LISTED ENTRIES ->
━━━━━━━━━━━━━━━━
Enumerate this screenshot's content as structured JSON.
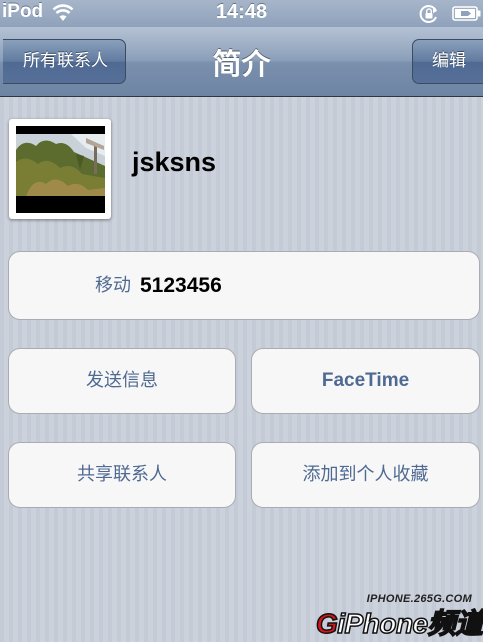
{
  "status_bar": {
    "carrier": "iPod",
    "time": "14:48",
    "icons": [
      "wifi-icon",
      "rotation-lock-icon",
      "battery-charging-icon"
    ]
  },
  "nav_bar": {
    "back_label": "所有联系人",
    "title": "简介",
    "edit_label": "编辑"
  },
  "contact": {
    "name": "jsksns",
    "photo_icon": "contact-photo"
  },
  "phone": {
    "label": "移动",
    "number": "5123456"
  },
  "actions": {
    "send_message": "发送信息",
    "facetime": "FaceTime",
    "share_contact": "共享联系人",
    "add_to_favorites": "添加到个人收藏"
  },
  "watermark": {
    "url": "IPHONE.265G.COM",
    "logo": "GiPhone频道"
  },
  "colors": {
    "nav_bar": "#7a90ad",
    "action_text": "#4f6a92",
    "background": "#c7cdd8",
    "cell_background": "#f7f7f7"
  }
}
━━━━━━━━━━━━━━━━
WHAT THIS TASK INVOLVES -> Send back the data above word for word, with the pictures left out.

EXERCISE ANSWER ->
Enumerate this screenshot's content as structured JSON.
{
  "status_bar": {
    "carrier": "iPod",
    "time": "14:48",
    "icons": [
      "wifi-icon",
      "rotation-lock-icon",
      "battery-charging-icon"
    ]
  },
  "nav_bar": {
    "back_label": "所有联系人",
    "title": "简介",
    "edit_label": "编辑"
  },
  "contact": {
    "name": "jsksns",
    "photo_icon": "contact-photo"
  },
  "phone": {
    "label": "移动",
    "number": "5123456"
  },
  "actions": {
    "send_message": "发送信息",
    "facetime": "FaceTime",
    "share_contact": "共享联系人",
    "add_to_favorites": "添加到个人收藏"
  },
  "watermark": {
    "url": "IPHONE.265G.COM",
    "logo": "GiPhone频道"
  },
  "colors": {
    "nav_bar": "#7a90ad",
    "action_text": "#4f6a92",
    "background": "#c7cdd8",
    "cell_background": "#f7f7f7"
  }
}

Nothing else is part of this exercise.